Paakkanen embodied the Ratia tradition, combining the same bold vision and personality. Before Marimekko, she founded Womena, an all-female ad agency. The name was also a play off the Finnish word for apple, omena; she sent out 600 apples to potential clients, and famously quipped: “The first sales speech by a woman was made in the Garden of Eden when Eve convinced Adam to eat the apple!”
Her management style at Marimekko empowered employees after years of corporate ownership; she declared early on that “design is now paramount throughout the organization,” broke down bureaucracies and silos within the staff, and gave individual designers profit responsibility on their designs.
The company’s turnaround under Paakkanen, and new president Tiina Alahuhta-Kasko, has also empowered the design team to continue expanding the company’s offerings into home goods and international markets, while keeping in touch with the company’s heritage.
“Color, print, joy.” Tiina Alahuhta-Kasko recently summed up her company’s consumer promise with those three words. But it’s arguable that “home” should be added to that list. Marimekko has long been a Finnish staple, with some hint of the iconic fabric found somewhere in every home and a long tradition of housewares and accessories (it branched off into tablecloths and cushion covers in the early ‘50s).
The company’s recent collaboration with Target, while not as much of a blockbuster as some of the retail chain’s previous collaborations, exposed a new group of consumers to the company via a vast array of products, including kites, bocce balls, and beach chairs. Target saw a 10 percent boost in online sales that week.
“It’s part of the Scandinavian lifestyle to be surrounded by beautiful things that last a lifetime,” says Vertranen. “In Finland, we have a saying that if you’re poor, you can’t afford to buy bad quality.”
Ruotsalainen says that the company has increasingly focused on the home, and on making items for every part of your life. A trained ceramicist, he’s been involved in making vases and plates and fitting Marimekko patterns to new items.
The current housewares collection, which featured a collaboration between Ruotsalainen and Carina Seth Andersson, was inspired by nature and craftsmanship. He showed off the new Hortensie design, an organic pattern that riffs off the stem of the hydrangea flower and adorns a range of plates and mugs. It’s simple, elegant, and well considered.
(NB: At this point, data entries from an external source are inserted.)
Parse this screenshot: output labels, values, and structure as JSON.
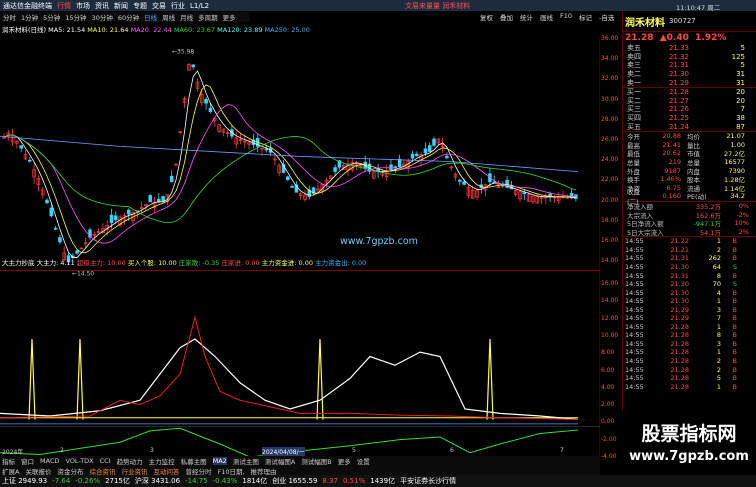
{
  "window": {
    "title_items": [
      "通达信金融终端",
      "行情",
      "市场",
      "资讯",
      "新闻",
      "专题",
      "交易",
      "行业",
      "L1/L2"
    ],
    "brand": "文易来量量 润禾材料",
    "clock": "11:10:47 周二"
  },
  "timeframes": [
    "分时",
    "1分钟",
    "5分钟",
    "15分钟",
    "30分钟",
    "60分钟",
    "日线",
    "周线",
    "月线",
    "多周期",
    "更多"
  ],
  "selected_timeframe": "日线",
  "toolbar_right": [
    "复权",
    "叠加",
    "统计",
    "画线",
    "F10",
    "标记",
    "-自选",
    "返回"
  ],
  "ma_line": {
    "label": "润禾材料(日线)",
    "ma5": "MA5: 21.54",
    "ma10": "MA10: 21.64",
    "ma20": "MA20: 22.44",
    "ma60": "MA60: 23.67",
    "ma120": "MA120: 23.89",
    "ma250": "MA250: 25.00"
  },
  "sub_line": {
    "name": "大主力抄底",
    "v1": "大主力: 4.11",
    "v2": "超级主力: 10.00",
    "v3": "买入个股: 10.00",
    "v4": "庄家散: -0.35",
    "v5": "庄家进: 0.00",
    "v6": "主力资金进: 0.00",
    "v7": "主力资金出: 0.00"
  },
  "watermark": "www.7gpzb.com",
  "price_high": "35.98",
  "price_low": "14.50",
  "dates": [
    "2024年",
    "2",
    "3",
    "4",
    "5",
    "6",
    "7"
  ],
  "date_highlight": "2024/04/08/一",
  "bottom_tabs": [
    "指标",
    "窗口",
    "MACD",
    "VOL-TDX",
    "CCI",
    "趋势动力",
    "主力监控",
    "私募主图",
    "MA2",
    "测试主图",
    "测试幅图A",
    "测试幅图B",
    "更多",
    "设置"
  ],
  "bottom_tabs2": [
    "扩展A",
    "关联报价",
    "资金分布",
    "综合资讯",
    "行业资讯",
    "互动问答",
    "曾经分时",
    "F10日期,",
    "推荐理由"
  ],
  "status": {
    "sh": "上证 2949.93",
    "sh_ch": "-7.64",
    "sh_pct": "-0.26%",
    "sh_vol": "2715亿",
    "sz": "沪深 3431.06",
    "sz_ch": "-14.75",
    "sz_pct": "-0.43%",
    "sz_vol": "1814亿",
    "cy": "创业 1655.59",
    "cy_ch": "8.37",
    "cy_pct": "0.51%",
    "cy_vol": "1439亿",
    "msg": "平安证券长沙行情"
  },
  "y_axis_main": [
    "36.00",
    "34.00",
    "32.00",
    "30.00",
    "28.00",
    "26.00",
    "24.00",
    "22.00",
    "20.00",
    "18.00",
    "16.00",
    "14.00"
  ],
  "y_axis_sub": [
    "16.00",
    "14.00",
    "12.00",
    "10.00",
    "8.00",
    "6.00",
    "4.00",
    "2.00",
    "0.00",
    "-2.00",
    "-4.00"
  ],
  "quote": {
    "name": "润禾材料",
    "code": "300727",
    "price": "21.28",
    "change": "▲0.40",
    "pct": "1.92%",
    "sell": [
      {
        "l": "卖五",
        "p": "21.33",
        "v": "5"
      },
      {
        "l": "卖四",
        "p": "21.32",
        "v": "125"
      },
      {
        "l": "卖三",
        "p": "21.31",
        "v": "5"
      },
      {
        "l": "卖二",
        "p": "21.30",
        "v": "31"
      },
      {
        "l": "卖一",
        "p": "21.29",
        "v": "31"
      }
    ],
    "buy": [
      {
        "l": "买一",
        "p": "21.28",
        "v": "20"
      },
      {
        "l": "买二",
        "p": "21.27",
        "v": "20"
      },
      {
        "l": "买三",
        "p": "21.26",
        "v": "7"
      },
      {
        "l": "买四",
        "p": "21.25",
        "v": "38"
      },
      {
        "l": "买五",
        "p": "21.24",
        "v": "87"
      }
    ],
    "stats": [
      [
        "今开",
        "20.88",
        "均价",
        "21.07"
      ],
      [
        "最高",
        "21.41",
        "量比",
        "1.00"
      ],
      [
        "最低",
        "20.62",
        "市值",
        "27.2亿"
      ],
      [
        "总量",
        "219",
        "总量",
        "16577"
      ],
      [
        "外盘",
        "9187",
        "内盘",
        "7390"
      ],
      [
        "换手",
        "1.46%",
        "股本",
        "1.28亿"
      ],
      [
        "净资",
        "6.75",
        "流通",
        "1.14亿"
      ],
      [
        "收益(二)",
        "0.160",
        "PE(动)",
        "34.2"
      ]
    ],
    "flows": [
      [
        "净流入额",
        "335.2万",
        "0%"
      ],
      [
        "大宗流入",
        "162.6万",
        "-2%"
      ],
      [
        "5日净流入额",
        "-947.1万",
        "10%"
      ],
      [
        "5日大宗流入",
        "54.1万",
        "2%"
      ]
    ],
    "ticks": [
      [
        "14:55",
        "21.22",
        "1",
        "B"
      ],
      [
        "14:55",
        "21.21",
        "2",
        "B"
      ],
      [
        "14:55",
        "21.31",
        "262",
        "B"
      ],
      [
        "14:55",
        "21.30",
        "64",
        "S"
      ],
      [
        "14:55",
        "21.31",
        "8",
        "B"
      ],
      [
        "14:55",
        "21.30",
        "70",
        "S"
      ],
      [
        "14:55",
        "21.30",
        "4",
        "B"
      ],
      [
        "14:55",
        "21.30",
        "1",
        "B"
      ],
      [
        "14:55",
        "21.29",
        "3",
        "B"
      ],
      [
        "14:55",
        "21.29",
        "7",
        "B"
      ],
      [
        "14:55",
        "21.28",
        "1",
        "B"
      ],
      [
        "14:55",
        "21.28",
        "8",
        "B"
      ],
      [
        "14:55",
        "21.28",
        "3",
        "B"
      ],
      [
        "14:55",
        "21.28",
        "1",
        "B"
      ],
      [
        "14:55",
        "21.28",
        "2",
        "B"
      ],
      [
        "14:55",
        "21.28",
        "2",
        "B"
      ],
      [
        "14:55",
        "21.28",
        "5",
        "B"
      ],
      [
        "14:55",
        "21.28",
        "1",
        "B"
      ]
    ]
  },
  "promo": {
    "title": "股票指标网",
    "url": "www.7gpzb.com"
  }
}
While the company is often associated with bold colors, Ruotsalainen says one of the secrets to its design success is minimalism: focusing on perfecting small ideas (he spent weeks adjusting the Hortensie patterns on housewares by hand, making sure the pattern was perfect).
Early on, when Isola was making many of the company’s famous patterns by transferring her paintings to fabric, she would test them out in black and white before thinking about colors. Ratia once said “There is no reason to mess up a print with a color unless there is a reason.”
Isola’s approach, one that’s still embraced by in-house talent, explains Marimekko’s continued appeal. While the Finnish company may forever be associated with bombastic colors and the ’60s, it’s Marimekko’s quiet search for perfection, and the pursuit of joy, functionality, and timeless work, according to Ruotsalainen, that make it more a quiet constant than a flashy trend.
“People think Marimekko is only about bold patterns and colorways, but since the beginning, we’ve had big and bolder prints, as well as small and silent ones,” he says.